It’s a lot, I know. But it also feels a lot more true than what I started with.
I’ve tried to distance myself from being overly-invested in these labels, and refer to the ones that are most useful when I need them. As is often the case with psychiatry, the labels we acquire at the beginning of our journey are not always the ones that stick around – and clinicians can disagree amongst themselves, which has happened to me quite a bit.
But the language actually matters very much from a treatment perspective – the medications I’m being prescribed are radically different from the ones I used to be on for bipolar disorder.
When they stopped treating me for what I don’t have, and started treating me for what I do have, the transformation was like night and day.
We’re no longer sedating the hell out of me. For the first time, I’m being given meds that are also activating – which means my issues with things like depression and ADHD are finally being addressed with amazing results.
For the first time in my life, being cheerful and calm is my default.
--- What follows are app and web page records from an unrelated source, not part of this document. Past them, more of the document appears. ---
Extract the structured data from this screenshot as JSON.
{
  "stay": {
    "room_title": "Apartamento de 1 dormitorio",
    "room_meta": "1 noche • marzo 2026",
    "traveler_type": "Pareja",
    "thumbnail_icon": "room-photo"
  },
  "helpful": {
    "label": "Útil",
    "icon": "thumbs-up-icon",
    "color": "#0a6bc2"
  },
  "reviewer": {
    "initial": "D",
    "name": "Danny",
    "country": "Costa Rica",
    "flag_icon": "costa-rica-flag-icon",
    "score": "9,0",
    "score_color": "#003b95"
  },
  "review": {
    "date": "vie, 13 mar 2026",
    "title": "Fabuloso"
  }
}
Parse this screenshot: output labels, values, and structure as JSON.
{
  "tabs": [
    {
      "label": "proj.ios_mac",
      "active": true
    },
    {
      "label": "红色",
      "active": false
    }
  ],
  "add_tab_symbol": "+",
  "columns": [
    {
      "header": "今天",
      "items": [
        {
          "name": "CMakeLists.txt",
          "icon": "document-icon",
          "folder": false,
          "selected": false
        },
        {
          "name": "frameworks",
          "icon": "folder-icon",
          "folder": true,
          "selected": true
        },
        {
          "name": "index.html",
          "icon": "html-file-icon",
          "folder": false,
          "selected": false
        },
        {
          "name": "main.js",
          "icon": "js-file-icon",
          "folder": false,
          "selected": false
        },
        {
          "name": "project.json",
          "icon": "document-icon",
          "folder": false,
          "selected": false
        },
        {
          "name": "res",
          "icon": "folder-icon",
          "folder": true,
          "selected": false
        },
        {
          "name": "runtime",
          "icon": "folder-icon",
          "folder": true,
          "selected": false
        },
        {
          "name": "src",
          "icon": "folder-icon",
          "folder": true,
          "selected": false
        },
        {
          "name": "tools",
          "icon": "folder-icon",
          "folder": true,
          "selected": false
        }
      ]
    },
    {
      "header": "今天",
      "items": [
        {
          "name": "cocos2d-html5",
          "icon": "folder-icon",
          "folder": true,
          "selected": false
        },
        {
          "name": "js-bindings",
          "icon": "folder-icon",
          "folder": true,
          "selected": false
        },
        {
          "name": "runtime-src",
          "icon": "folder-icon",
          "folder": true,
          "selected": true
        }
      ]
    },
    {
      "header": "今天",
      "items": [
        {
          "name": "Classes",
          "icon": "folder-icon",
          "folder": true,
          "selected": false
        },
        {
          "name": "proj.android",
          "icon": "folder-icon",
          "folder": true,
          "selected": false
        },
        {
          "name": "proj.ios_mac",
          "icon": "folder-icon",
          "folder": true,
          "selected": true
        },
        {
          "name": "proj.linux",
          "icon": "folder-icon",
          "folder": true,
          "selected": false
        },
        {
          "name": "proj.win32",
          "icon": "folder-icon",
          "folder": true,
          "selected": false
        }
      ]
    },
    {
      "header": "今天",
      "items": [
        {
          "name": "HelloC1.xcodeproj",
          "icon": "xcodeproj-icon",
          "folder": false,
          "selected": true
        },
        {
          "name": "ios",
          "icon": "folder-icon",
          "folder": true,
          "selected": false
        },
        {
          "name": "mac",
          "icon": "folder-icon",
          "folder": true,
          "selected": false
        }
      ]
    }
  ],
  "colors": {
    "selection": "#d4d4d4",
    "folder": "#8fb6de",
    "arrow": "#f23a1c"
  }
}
I’m relentlessly optimistic. I can focus on my work and get things done without the constant hyperactivity and distraction. Obsessions don’t consume 95% of my thoughts.
Agoraphobia no longer confines me to my apartment (I leave every day, sometimes multiple times a day – whereas before I might leave once every two weeks if I was lucky). I’m not suicidal or despairing. I bounce back from stressful situations with ease.
People in my life have remarked on how I seem exactly like myself, and yet totally different in every way.
I even keep a gratitude journal now and I meditate every day – it feels a little gross, to be honest.
I don’t think I realized, when mental illness had a complete hold over my life, how hard I was working to just survive. I didn’t realize how low my quality of life really was. I wasn’t fully conscious of how weighed down I was.
The biggest shock to my system came when we added Wellbutrin to my medication regimen. Suddenly, I could get out of bed. I could go outside. I could get my work done. And I could actually feel excitement, joy, and enthusiasm.
Wellbutrin made me feel fully and totally alive for the first time. I didn’t move through the world with a death wish, passively hoping some freak accident would end it all. I now carried with me a boundless hope and a deep appreciation for myself and my life.
Death used to cross my mind every day. Now, if it ever appears, it’s always an oddity and a visitor, not a permanent fixture.
Before the new diagnoses and medications, I considered myself a shadowy figure trying to nurture a tiny flame. I felt that the gloom and doom was who I was, and that little light within me was my survival instinct, always on the brink of being extinguished.
And then suddenly, I woke up and my world was inverted, flipped inside-out. I was a bright and impossible light. And carefully nestled within me, I was protecting what little darkness was left – holding it carefully, like a small keepsake, to remind me that the darkness will always be a part of me.
Never in my entire life have I felt this way before. I didn’t even know it was possible.
And knowing now that it is, I’m more determined than ever to do this work. I’m committed to mental health advocacy and writing, sharing my story with more urgency than ever, with the hope that my light might make the path a little clearer and the possibilities a little brighter.
And maybe together, we can build a world for mentally ill people that is so bright, we can always find our way back from the darkness.
So now, I rebuild my life into something better, something more sustainable. Hopefully a new job will present itself, the timing being right this time (need to hire a writer or editor? I know a kid, wink wink).
I’m making new connections, taking risks, going on adventures, writing my heart out, and most importantly, holding myself in compassion as I discover what it means to be truly living.
I don’t know what’s next. But for the first time, I’m so excited to find out – and whatever it is, good or bad, I know I can handle it. I always knew that I was strong, but this time around, I can actually feel it.